To the northwest and quite close to hand is the distinctive shape of Alexandra Peak. On the northern horizon and at the limit of visibility some 80 km away, the Prince of Wales Range and H'Kusam Mountain border Johnson Strait. The whole eastern horizon is filled by the Strait of Georgia and the Coast Ranges.
Some route stats:
TH to Circlet Lake via L Helen McKenzie ~11.5 km
Circlet Lake to TH via Kwai and Battleship Lakes ~13 km
Circlet to Jutland summit and return ~ 8 km
Net elevation TH to Circlet ~ 50 metres
Total elevation TH to Circlet ~ 350 metres
Net elevation Circlet to Jutland summit ~ 630 metres
Total elevation Circlet to Jutland summit ~ 700 metres
A MapSource/Garmin tracklog is available for the asking for the approach and summit routes. Just send me an email or PM.
Red TapeIf you camp at Circlet Lake, or anywhere else in the designated core area of Strathcona Park, there is a $5/person/day fee. There is a self-registration box and payment slot at every core designated trailhead. Payment can be by cash or cheque. Fill in the payment form before you leave and take the receipt slip with you.
CampingUp to and including the summit of Jutland you are in a “core area” of Strathcona Park where you must camp only in the designated areas. In the present example this means at Circlet Lake. However, ease of access to Circlet means a lot of kind of folk who think reality TV shows are about real life, making this their adventure of a lifetime.

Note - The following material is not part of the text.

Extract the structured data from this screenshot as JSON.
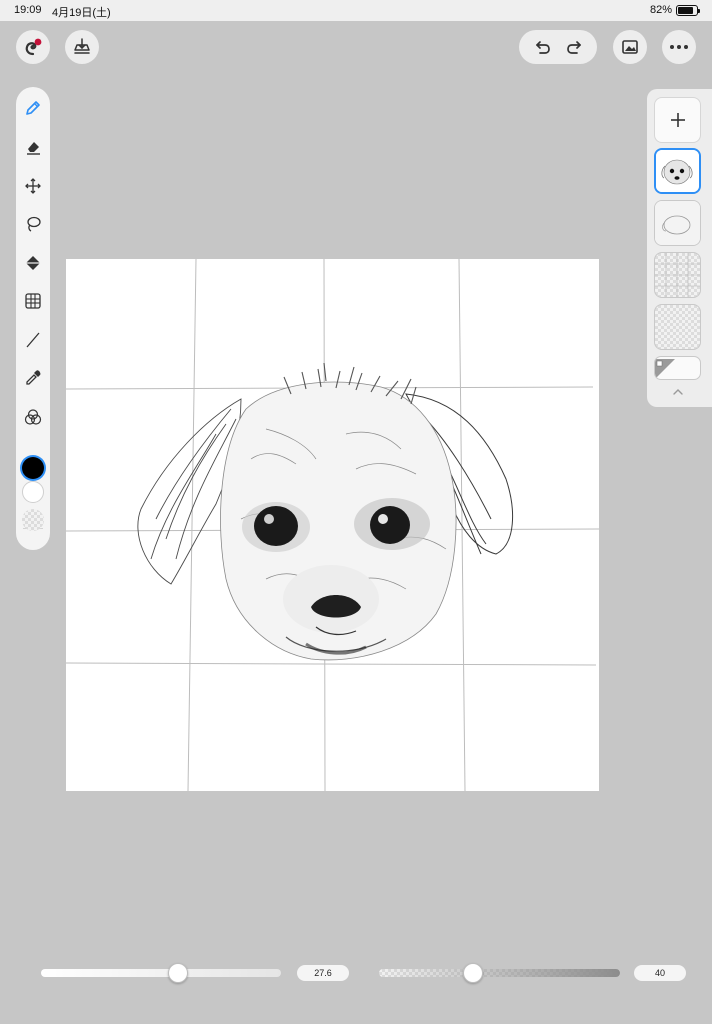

This is the place to see grandad’s old army frame pack (with machete and frying pan strapped to the outside) camouflage clothing, jeans etc. Such folk, however, don’t seem to be able to confine their sense of the inappropriate to just inadequate equipment. Dogs running wild, littering, late night partying and worse are to be expected. In fact it’s often referred to as “Circus Lake”. Minimise the nuisance factor by going mid-week if you can.
Note that fires are strictly prohibited, so you must pack a stove. Bear and cougar frequent the mountains and forests of Vancouver Island, so proper back country methods – hanging food bags out of reach, cleaning up all cooking scraps, good toilet practice etc – are essential. All of Parks’ designated core area campsites are now equipped with metal box food caches. Giardia is well documented throughout Strathcona Park, so boil or treat all water.
Useful LinksStrathcona Provincial Park
Additional Information/Suggested Reading
Beyond Nootka – A Historical Perspective of Vancouver Island Mountains, Lindsay Elms, Misthorn Press, 1996, ISBN 0-919537-29-4 and/or visit Beyond Nootka
Island Alpine – A Guide to The Mountains of Strathcona Park and Vancouver Island, Philip Stone, Wild Isle Publications, 2003, ISBN 0-9680766-5-3 and/or visit Island Alpine Climbing Guide